We might take a look at cryptocurrencies soon. This is a complicated subject about which I have many questions but as yet not many answers. It can be difficult to identify the risks and weaknesses in any financial system, much less complicated ones. To demonstrate, let's consider, not for the first time, the case of The Englishman's Holiday. This is a problem involving a very simple set of facts, much simpler than cryptocurrency facts, yet it  still manages to intrigue. It demonstrates that in economics nothing is simple.  Here is the problem.

There once was a very upright and very proper Englishman who regularly took his summer vacation on a tiny agreeable Aegean island. The Englishman had returned to the island so many times that his credit worthiness had been established beyond any possible doubt. There was absolutely no chance that this Englishman's bank would fail to honour his cheques and indeed all of them had always been honoured promptly.

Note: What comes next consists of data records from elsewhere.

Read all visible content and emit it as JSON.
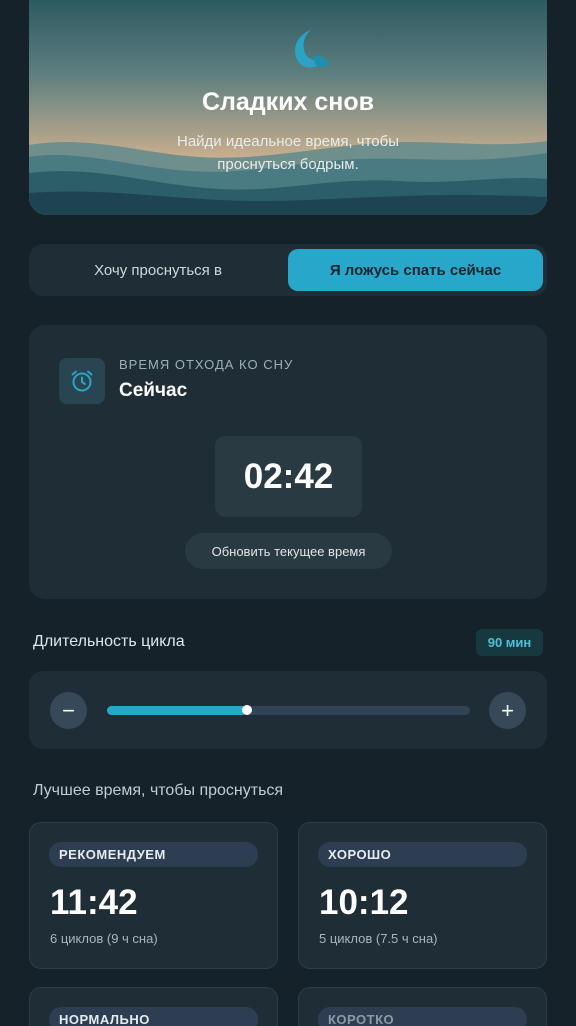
{
  "hero": {
    "title": "Сладких снов",
    "subtitle_line1": "Найди идеальное время, чтобы",
    "subtitle_line2": "проснуться бодрым."
  },
  "mode_toggle": {
    "option_wake": "Хочу проснуться в",
    "option_sleep_now": "Я ложусь спать сейчас",
    "selected": "Я ложусь спать сейчас"
  },
  "bedtime_card": {
    "label": "ВРЕМЯ ОТХОДА КО СНУ",
    "value": "Сейчас",
    "time": "02:42",
    "refresh_label": "Обновить текущее время"
  },
  "cycle": {
    "label": "Длительность цикла",
    "badge": "90 мин",
    "slider_fraction": 0.385,
    "minus": "−",
    "plus": "+"
  },
  "results": {
    "heading": "Лучшее время, чтобы проснуться",
    "cards": [
      {
        "tag": "РЕКОМЕНДУЕМ",
        "time": "11:42",
        "detail": "6 циклов (9 ч сна)"
      },
      {
        "tag": "ХОРОШО",
        "time": "10:12",
        "detail": "5 циклов (7.5 ч сна)"
      },
      {
        "tag": "НОРМАЛЬНО",
        "time": "",
        "detail": ""
      },
      {
        "tag": "КОРОТКО",
        "time": "",
        "detail": ""
      }
    ]
  },
  "colors": {
    "accent": "#27a7c9",
    "background": "#15222a",
    "card": "#1f2e36"
  }
}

Since the Englishman's credit was so sound the islanders were totally happy to allow him to pay by cheque with the certain knowledge that they were good cheques. Indeed, so well-known and trusted was the Englishman on this tiny island that the islanders were happy to accept the Englishman's cheques from each other. For example, if the restaurateur wished to pay the grocer partly with a cheque he had received from the Englishman in payment for a meal, the grocer was happy to accept the cheque. The grocer was then able to buy fuel with the cheque and so on. In this way the cheques circulated around the island forever and were thus never returned to the Englishman's bank for collection.

Who paid for the Englishman's holiday?

I will allow a little time in case any reader wants to offer his or her answer to the question. Then I will say a few words about cryptocurrencies.